The Best Ways To Use Your Outer Cabbage Leaves

If you've ever grown your own produce, you already know that the fruits and vegetables we buy at the grocery store are just a fraction of what actually grows out of the ground (via Where are the Chickens). Take cabbages, for example. If you grow them yourself you'll quickly realize they have large, dark, tough outer leaves that almost never make it to our plates, but that's not because they shouldn't.

In fact, as the blogger and amateur gardener behind Where are the Chickens explains, these leaves are definitely edible even if they don't look like the cabbage you know and love. They may be a bit tough and even have a spiky texture to them, but that's no reason to toss all of your hard work into the compost heap. Instead, they recommend making the most of all that surface area by turning them into cabbage wraps!
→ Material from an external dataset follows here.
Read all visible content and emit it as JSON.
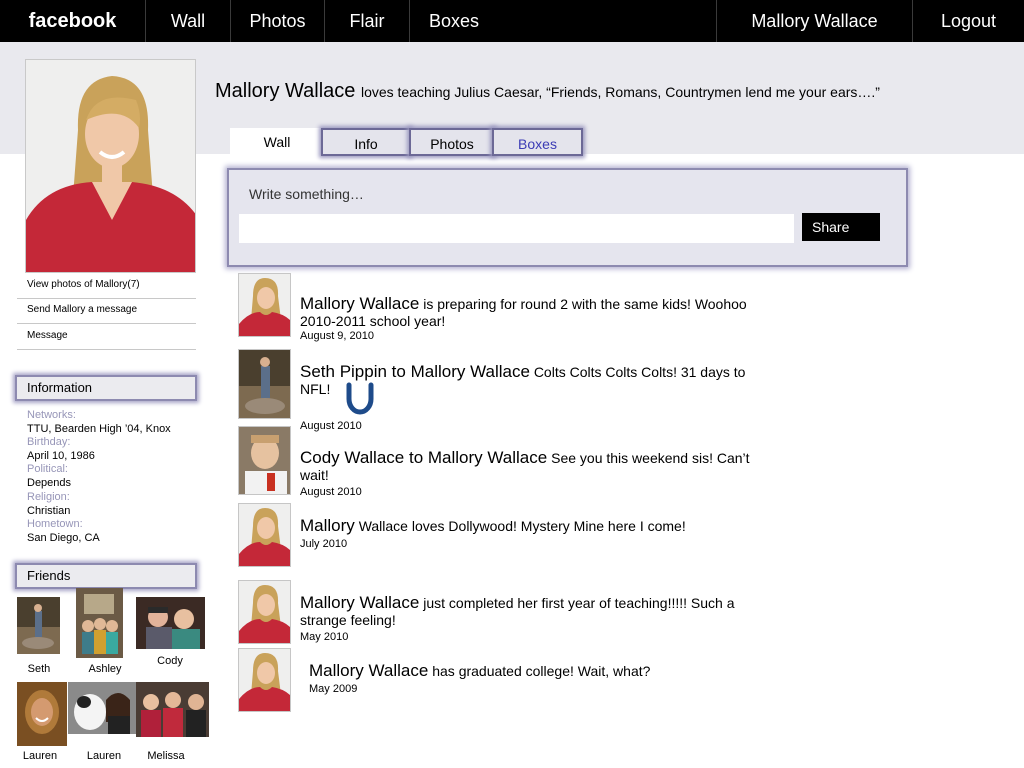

To get the best results, parboil the leaves for a few minutes first to soften them before stuffing, baking, and serving (via The Spruce Eats). Or, if you're not a fan of wraps, you could try shredding the leaves to make a cabbage slaw. If this sounds like more trouble than it's worth, chances are you just don't know how many nutrients those added leaves are hiding.

The truth about all those food scraps you're throwing away

We could all use more fiber, vitamins, and essential nutrients in our diets, and it might be easier for us to get them if we stopped tossing them in the trash can. Everything from beet greens (when was the last time you cooked those?) to carrot tops to orange peels could be adding health benefits to your diet (via health enews). In particular, those outer cabbage leaves are a great source of vitamins A, C, and B, which are crucial for maintaining everything from your eyesight to bone health, metabolism, and even your immune system (via ABC News).

Of course, it's not just cabbage you've been underutilizing. For instance, you could chop up and sauté the heavy leaves around cauliflower, just like you would those outer cabbage leaves for "a silky version of a cabbage leaf, with a hint of cauliflower" (via The New York Times). And that's just the tip of the iceberg lettuce. Once you realize all the potentially tasty and healthy pits, leaves, flowers, and stalks you're stripping away from your produce, you may never go back.